Then came Windows 95, and NT 4.0, which brought Windows to parity-plus, and created the opportunity for Windows apps to do the same kind of stuff that the Mac development community had been doing with System 7.
And Microsoft has woken to the web, and is moving their operating system to places that the Mac OS *may* be moving assuming everything goes right at Apple. But at the very best, the Mac OS will trail Windows in important areas. Don't miss this.
The arrogance of the Mac, in 1996, is so uninformed, so inaccurate. Mac users may look to the past for glory, but in the future, you'll have more feature-envy than glory if you have the courage to look.
Even so, I don't admit that Windows dominates the Mac. I don't see anything I can't do on my Mac that I can do on my Dell clone. I don't hit deal-stoppers. As a Mac user I don't feel dominated. Maybe others do, but I don't.
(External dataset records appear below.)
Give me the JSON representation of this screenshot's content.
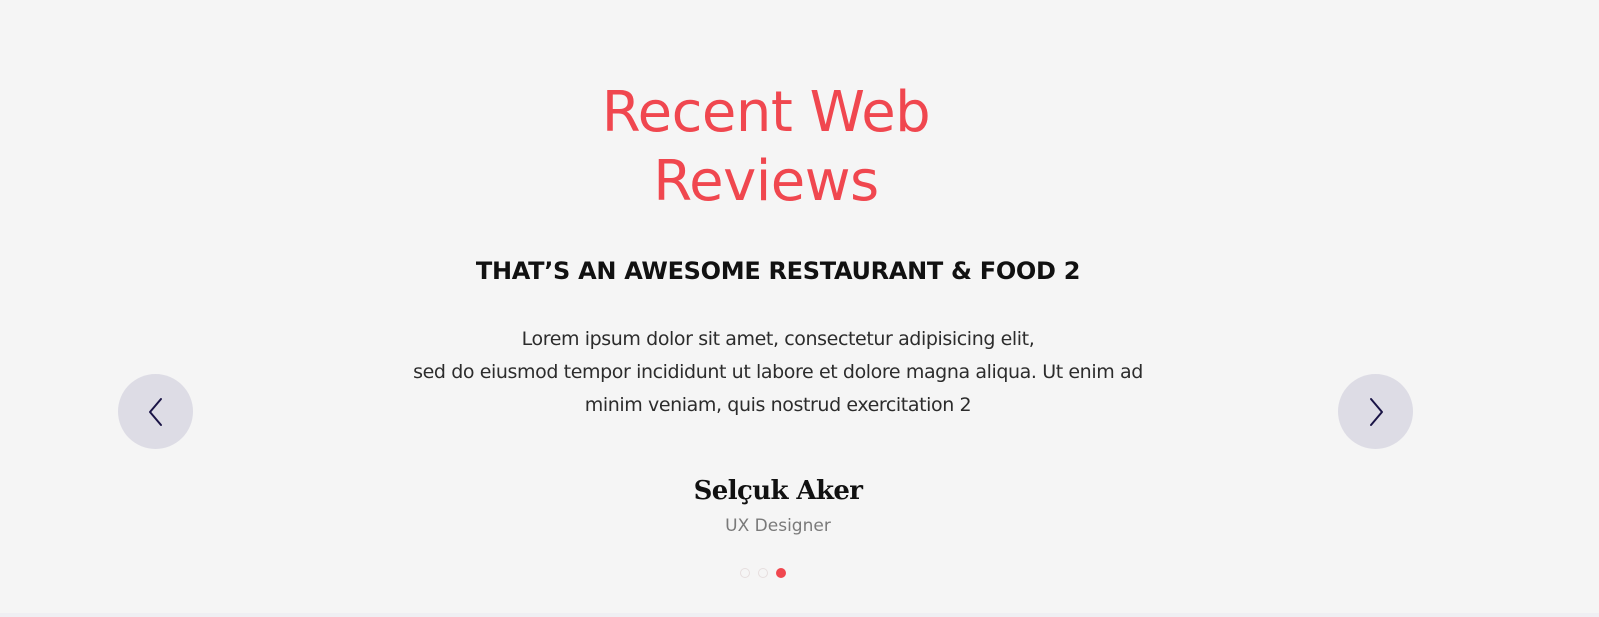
{
  "section": {
    "title_line1": "Recent Web",
    "title_line2": "Reviews"
  },
  "review": {
    "heading": "THAT’S AN AWESOME RESTAURANT & FOOD 2",
    "body_line1": "Lorem ipsum dolor sit amet, consectetur adipisicing elit,",
    "body_line2": "sed do eiusmod tempor incididunt ut labore et dolore magna aliqua. Ut enim ad",
    "body_line3": "minim veniam, quis nostrud exercitation 2",
    "author_name": "Selçuk Aker",
    "author_role": "UX Designer"
  },
  "navigation": {
    "prev_icon": "chevron-left-icon",
    "next_icon": "chevron-right-icon"
  },
  "pagination": {
    "total": 3,
    "active_index": 3
  },
  "colors": {
    "accent": "#f0474f",
    "background": "#f5f5f5",
    "nav_button": "#dddce5",
    "nav_arrow": "#1a1446"
  }
}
The Windows community should respect the Mac because it exists. Millions of people use Macs. There will be reasons to use a Mac for many years to come. The split really serves no one. It's time to heal the wound. So many misunderstandings. So many wreckless people, on both sides. We've got to get them to stop speaking for us.
From people I respect in the Windows community, comes the message that when our web tools arrive on Windows we'll have trouble getting people to look at them because they "come from the Mac". So the fear exists on the other side too.
The truth -- the web is where it's happening -- and websites are LANs. You can intermix hardware and software, choose the best tools for all kinds of applications and users. The limits came down, no one was looking, because everyone was watching the wizzy tools. But today you can mix hardware and software. If you won't look at Mac solutions or Windows solutions, you will lose if your competitors have the courage you lack.
A Windows product is a Windows product. Judge each on its own merit. Lots of great things have come to Windows from the Mac. Certainly there's room for more software on Windows, no matter what platform it originated on?
It's becoming clear how unfinished the Java environment is. How much it needs our help. But we get the old-time arrogance from many Java proponents.
From an old friend comes the message that I should let him know when all my software has been converted to Java. Wow! Such blind faith in a language. Unreal. My response: if I wait for you to catch up with me, I'll wait five years. And by then my software will be irrelevent.
They lecture us on how to make better software. Where's the evidence that they know how to make commercial software? So far most of the Java stuff I've seen is pretty unattractive or slow or incomplete.
Firmly myopic, many Java people have the blinders so totally installed that they can't see the value in anything that's not-Java. This will come back to haunt them. It's a baby community. They need to connect with other communities, not dictating terms, but asking for friendship and offering respect. A little humility, please! Let's be friends. OK?
Other people are so religious. They don't know any better. They are not evil, they just need our guidance. We're smarter than they are. We see what they can't. The air we breathe is richer.
See if you can agree with this statement.
People who use computers are smart.